Brera Astronomical Observatory
The Osservatorio Astronomico di Brera ( OAB) is an astronomical observatory in Milan, Italy, with the IAU code 027 The astronomical coordinates are 45 ° 27 ' 59.2 "North and 0h 36m 45,89 s east of Greenwich.
The observatory in the historic Palazzo di Brera, the original home for the Jesuit College Collegio de Brera in Milan's Brera district, was founded in 1764 by the Jesuit Order of Humiliati. The planning of the observatory was in the hands of the polymath and Jesuit Roger Joseph Boscovitch. 1765 OAB was completed on the south-east wing of the Palazzo. Co-director was the Jesuit Father Louis Lagrange ( 1711-1783 ). In 1772 Boscovich left the OAB. After the dissolution of the Jesuit order in 1773 by Pope Clement XIV, the observatory fell to the state.
From 1802 to 1817 Barnaba Oriani was director of the observatory. He was succeeded as directors Angelo de Cesaris (1749-1832) and Francesco Carlini. 1860 Giovanni Schiaparelli was appointed to the observatory as " secundo Astronomo ". 1861 Schiaparelli discovered on the asteroid Hesperia OAB. After the death of Carlini in 1862 Schiaparelli took over the management of the observatory. In 1877 he succeeded in his time most detailed mapping of the planet Mars.

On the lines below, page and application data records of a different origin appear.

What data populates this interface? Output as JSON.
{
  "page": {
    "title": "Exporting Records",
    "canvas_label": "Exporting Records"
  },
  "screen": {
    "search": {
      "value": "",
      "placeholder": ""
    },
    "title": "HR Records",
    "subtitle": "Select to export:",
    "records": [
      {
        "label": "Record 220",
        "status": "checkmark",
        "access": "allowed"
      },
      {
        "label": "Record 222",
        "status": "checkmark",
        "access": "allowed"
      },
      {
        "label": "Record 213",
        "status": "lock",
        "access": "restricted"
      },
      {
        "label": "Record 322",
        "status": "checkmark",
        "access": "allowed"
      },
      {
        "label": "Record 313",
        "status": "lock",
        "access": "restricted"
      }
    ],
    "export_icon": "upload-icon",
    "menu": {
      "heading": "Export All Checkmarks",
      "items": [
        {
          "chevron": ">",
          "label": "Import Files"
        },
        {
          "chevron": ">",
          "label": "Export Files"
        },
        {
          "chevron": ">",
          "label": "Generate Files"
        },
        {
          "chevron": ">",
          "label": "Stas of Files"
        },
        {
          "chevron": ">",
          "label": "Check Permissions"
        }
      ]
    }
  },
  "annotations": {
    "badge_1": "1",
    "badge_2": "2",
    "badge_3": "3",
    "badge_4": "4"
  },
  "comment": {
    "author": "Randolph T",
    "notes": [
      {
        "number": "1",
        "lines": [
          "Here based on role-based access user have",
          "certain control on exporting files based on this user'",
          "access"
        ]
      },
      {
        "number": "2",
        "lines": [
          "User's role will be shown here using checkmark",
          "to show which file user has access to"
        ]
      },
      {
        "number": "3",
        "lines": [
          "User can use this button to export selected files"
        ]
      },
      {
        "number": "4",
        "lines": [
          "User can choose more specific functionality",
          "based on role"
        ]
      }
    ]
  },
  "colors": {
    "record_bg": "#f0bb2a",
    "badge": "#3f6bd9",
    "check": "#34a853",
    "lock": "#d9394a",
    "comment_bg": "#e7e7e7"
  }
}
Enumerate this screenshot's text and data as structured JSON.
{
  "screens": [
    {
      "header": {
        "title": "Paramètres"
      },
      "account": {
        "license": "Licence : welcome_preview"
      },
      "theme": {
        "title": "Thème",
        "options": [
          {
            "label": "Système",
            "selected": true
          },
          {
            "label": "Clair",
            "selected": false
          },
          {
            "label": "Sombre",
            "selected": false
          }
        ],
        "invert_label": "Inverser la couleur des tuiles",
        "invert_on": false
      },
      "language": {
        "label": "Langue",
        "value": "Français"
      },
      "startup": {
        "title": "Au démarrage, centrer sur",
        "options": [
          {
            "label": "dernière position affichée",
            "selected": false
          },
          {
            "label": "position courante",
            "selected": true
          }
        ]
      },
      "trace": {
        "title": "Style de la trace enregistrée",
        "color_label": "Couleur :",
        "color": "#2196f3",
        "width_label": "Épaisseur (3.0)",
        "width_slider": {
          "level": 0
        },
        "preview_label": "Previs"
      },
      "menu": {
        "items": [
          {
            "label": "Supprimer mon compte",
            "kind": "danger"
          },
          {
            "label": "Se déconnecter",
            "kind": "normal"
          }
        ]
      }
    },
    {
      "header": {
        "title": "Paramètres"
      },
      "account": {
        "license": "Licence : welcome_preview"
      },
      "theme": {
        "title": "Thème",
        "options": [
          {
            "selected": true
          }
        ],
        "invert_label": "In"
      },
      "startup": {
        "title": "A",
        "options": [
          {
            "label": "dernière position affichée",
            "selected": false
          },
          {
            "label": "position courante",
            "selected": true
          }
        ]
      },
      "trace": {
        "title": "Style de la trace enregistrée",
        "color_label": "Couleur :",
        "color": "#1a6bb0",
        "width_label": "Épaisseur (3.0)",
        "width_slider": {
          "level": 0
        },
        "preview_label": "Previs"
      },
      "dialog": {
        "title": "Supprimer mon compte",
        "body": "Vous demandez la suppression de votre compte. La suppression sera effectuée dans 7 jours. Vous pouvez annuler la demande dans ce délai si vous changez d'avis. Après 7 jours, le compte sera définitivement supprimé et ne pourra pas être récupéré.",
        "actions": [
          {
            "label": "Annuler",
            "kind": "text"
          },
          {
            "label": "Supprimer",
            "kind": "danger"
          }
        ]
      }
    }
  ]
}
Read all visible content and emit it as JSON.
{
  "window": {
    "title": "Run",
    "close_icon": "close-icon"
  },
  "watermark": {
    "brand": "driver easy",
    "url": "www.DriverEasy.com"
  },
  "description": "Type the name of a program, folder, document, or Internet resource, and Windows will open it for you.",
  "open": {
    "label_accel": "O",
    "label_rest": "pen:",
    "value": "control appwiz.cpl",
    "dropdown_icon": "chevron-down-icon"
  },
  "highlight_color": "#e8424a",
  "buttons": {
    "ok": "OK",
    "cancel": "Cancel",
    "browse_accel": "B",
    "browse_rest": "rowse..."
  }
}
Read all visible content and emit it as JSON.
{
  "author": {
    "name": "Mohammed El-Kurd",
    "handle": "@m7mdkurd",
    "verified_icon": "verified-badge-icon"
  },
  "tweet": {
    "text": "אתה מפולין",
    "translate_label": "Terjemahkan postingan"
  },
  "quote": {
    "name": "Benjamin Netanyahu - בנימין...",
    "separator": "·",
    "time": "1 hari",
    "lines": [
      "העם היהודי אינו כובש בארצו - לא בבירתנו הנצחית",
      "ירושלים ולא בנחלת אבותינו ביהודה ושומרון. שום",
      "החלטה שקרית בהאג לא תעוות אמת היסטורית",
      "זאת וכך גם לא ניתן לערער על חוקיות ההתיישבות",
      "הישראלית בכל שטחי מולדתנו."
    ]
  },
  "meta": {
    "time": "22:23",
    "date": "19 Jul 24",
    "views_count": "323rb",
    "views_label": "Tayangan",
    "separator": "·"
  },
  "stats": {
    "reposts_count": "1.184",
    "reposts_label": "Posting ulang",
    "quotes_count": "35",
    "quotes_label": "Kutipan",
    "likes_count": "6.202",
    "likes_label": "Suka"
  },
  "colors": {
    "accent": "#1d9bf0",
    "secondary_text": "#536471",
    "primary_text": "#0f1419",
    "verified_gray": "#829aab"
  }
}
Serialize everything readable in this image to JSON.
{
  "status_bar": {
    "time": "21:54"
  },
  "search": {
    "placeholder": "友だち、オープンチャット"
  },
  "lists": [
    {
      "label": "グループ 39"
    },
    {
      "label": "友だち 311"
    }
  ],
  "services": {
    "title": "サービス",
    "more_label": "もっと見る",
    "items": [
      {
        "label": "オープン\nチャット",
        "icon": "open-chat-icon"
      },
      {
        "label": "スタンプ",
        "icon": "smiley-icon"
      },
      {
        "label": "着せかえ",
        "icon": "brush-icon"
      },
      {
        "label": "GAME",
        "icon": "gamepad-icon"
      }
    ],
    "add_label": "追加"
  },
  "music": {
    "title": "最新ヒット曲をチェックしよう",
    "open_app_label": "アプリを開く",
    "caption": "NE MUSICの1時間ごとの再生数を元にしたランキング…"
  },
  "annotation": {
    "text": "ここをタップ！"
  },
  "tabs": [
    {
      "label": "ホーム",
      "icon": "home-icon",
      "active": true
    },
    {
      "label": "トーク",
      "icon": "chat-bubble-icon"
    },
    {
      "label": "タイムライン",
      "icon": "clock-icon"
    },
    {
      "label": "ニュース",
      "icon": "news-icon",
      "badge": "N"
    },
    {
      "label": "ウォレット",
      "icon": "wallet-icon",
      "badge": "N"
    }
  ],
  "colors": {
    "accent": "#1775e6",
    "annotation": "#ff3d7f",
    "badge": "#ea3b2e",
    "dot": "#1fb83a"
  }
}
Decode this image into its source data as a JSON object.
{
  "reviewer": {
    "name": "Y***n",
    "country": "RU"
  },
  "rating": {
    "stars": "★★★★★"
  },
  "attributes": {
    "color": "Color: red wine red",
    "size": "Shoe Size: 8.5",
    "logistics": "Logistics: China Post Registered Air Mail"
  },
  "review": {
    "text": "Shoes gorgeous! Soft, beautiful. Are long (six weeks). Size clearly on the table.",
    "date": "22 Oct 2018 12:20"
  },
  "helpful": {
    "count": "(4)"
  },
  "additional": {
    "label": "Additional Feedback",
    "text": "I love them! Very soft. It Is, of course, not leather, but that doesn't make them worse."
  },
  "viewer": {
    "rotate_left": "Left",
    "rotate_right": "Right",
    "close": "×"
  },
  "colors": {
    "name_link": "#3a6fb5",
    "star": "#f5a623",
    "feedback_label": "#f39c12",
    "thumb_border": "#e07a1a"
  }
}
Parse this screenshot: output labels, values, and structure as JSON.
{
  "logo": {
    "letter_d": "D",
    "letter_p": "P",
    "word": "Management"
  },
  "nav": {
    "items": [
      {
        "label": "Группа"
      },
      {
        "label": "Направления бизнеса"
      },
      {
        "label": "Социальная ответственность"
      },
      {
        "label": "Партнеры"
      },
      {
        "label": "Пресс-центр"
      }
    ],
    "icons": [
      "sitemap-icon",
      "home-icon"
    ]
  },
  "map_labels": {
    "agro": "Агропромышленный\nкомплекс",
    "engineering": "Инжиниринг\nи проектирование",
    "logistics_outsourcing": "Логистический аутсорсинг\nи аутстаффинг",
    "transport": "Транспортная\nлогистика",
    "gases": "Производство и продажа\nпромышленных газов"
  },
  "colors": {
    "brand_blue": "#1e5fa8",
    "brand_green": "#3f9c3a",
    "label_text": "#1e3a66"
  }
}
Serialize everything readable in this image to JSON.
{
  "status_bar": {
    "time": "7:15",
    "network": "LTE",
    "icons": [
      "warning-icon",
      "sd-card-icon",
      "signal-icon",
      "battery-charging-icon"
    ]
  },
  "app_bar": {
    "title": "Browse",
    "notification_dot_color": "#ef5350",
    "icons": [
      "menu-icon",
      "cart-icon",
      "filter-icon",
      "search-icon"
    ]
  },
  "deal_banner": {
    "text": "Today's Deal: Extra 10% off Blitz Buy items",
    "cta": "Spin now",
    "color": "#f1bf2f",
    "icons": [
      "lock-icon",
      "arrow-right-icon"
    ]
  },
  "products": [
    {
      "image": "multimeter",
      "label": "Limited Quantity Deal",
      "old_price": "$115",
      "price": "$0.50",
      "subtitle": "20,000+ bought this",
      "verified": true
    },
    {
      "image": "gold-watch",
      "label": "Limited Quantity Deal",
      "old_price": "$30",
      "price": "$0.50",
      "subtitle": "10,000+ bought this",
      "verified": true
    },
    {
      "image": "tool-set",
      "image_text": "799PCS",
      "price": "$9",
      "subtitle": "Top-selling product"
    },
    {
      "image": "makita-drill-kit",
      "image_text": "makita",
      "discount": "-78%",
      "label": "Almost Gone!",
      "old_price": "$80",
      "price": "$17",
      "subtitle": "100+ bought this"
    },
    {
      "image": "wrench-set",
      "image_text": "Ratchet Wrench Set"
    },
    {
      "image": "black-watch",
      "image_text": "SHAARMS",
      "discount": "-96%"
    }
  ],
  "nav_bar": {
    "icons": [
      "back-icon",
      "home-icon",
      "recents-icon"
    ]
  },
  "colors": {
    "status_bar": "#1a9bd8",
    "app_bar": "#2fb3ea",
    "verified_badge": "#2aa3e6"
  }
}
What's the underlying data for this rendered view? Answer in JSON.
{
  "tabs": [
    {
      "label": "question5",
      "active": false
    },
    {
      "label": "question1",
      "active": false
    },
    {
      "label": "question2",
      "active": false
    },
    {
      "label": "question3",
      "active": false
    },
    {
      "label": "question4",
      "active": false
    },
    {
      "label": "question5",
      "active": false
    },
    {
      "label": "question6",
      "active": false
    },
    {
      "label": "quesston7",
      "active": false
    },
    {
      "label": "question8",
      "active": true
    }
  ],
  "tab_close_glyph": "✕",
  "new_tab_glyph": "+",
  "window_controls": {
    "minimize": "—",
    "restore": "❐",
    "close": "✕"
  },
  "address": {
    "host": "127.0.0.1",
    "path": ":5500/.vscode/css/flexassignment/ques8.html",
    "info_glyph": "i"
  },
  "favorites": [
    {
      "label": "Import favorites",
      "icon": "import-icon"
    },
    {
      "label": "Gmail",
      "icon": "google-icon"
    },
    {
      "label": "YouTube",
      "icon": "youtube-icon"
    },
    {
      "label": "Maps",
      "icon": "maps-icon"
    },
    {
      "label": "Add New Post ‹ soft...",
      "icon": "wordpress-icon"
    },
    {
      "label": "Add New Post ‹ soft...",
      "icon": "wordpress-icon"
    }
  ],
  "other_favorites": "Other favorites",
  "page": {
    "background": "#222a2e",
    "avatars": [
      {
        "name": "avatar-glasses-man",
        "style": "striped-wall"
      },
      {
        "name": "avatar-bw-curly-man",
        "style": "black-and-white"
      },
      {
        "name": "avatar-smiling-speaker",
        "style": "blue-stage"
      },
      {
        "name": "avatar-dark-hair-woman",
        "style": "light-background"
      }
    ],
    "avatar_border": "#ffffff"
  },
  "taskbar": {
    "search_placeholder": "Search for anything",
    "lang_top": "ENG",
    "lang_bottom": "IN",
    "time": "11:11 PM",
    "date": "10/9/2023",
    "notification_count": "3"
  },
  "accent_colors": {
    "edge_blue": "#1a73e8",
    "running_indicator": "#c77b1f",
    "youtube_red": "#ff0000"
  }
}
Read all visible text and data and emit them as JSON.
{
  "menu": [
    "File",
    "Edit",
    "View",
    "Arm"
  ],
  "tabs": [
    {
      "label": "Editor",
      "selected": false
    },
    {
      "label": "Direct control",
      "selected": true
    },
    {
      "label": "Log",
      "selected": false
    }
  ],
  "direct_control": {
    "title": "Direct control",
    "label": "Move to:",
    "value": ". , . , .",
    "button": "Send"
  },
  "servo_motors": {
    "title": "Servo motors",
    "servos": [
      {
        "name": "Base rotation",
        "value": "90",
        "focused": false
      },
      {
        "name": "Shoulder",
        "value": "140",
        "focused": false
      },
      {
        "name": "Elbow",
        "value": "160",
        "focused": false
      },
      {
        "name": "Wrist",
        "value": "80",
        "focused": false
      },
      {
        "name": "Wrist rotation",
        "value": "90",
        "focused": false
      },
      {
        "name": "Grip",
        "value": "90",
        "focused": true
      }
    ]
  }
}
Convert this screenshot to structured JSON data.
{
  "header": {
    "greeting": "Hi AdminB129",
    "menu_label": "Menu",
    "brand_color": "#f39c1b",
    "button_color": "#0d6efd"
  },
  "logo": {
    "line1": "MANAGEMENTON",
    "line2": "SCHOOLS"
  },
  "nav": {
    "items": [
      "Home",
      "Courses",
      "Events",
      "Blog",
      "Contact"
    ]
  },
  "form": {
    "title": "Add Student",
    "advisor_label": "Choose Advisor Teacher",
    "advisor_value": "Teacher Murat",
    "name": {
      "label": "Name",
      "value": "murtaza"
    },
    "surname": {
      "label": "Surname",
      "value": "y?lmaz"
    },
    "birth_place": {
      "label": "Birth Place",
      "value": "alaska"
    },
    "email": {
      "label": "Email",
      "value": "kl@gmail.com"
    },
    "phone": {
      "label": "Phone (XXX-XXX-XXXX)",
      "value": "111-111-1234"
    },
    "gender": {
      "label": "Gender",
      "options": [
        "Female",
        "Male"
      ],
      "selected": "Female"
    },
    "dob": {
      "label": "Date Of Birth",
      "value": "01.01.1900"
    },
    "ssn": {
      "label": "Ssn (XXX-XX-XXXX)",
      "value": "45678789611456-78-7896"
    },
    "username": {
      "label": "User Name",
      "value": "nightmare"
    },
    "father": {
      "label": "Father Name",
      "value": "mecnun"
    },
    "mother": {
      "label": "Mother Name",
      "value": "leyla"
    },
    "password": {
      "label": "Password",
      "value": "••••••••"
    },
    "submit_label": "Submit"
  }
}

When the conditions for astronomical observations in Milan's center increasingly deteriorated, the observation operation of the observatory in 1923 was transferred to the province of Lecco after Merate, located around 35 km from Milan. For astrometric purposes in the world length determination in 1933, however, the location was suitable; they gave the value 0h 36m 45.84 s in the system of the FK3.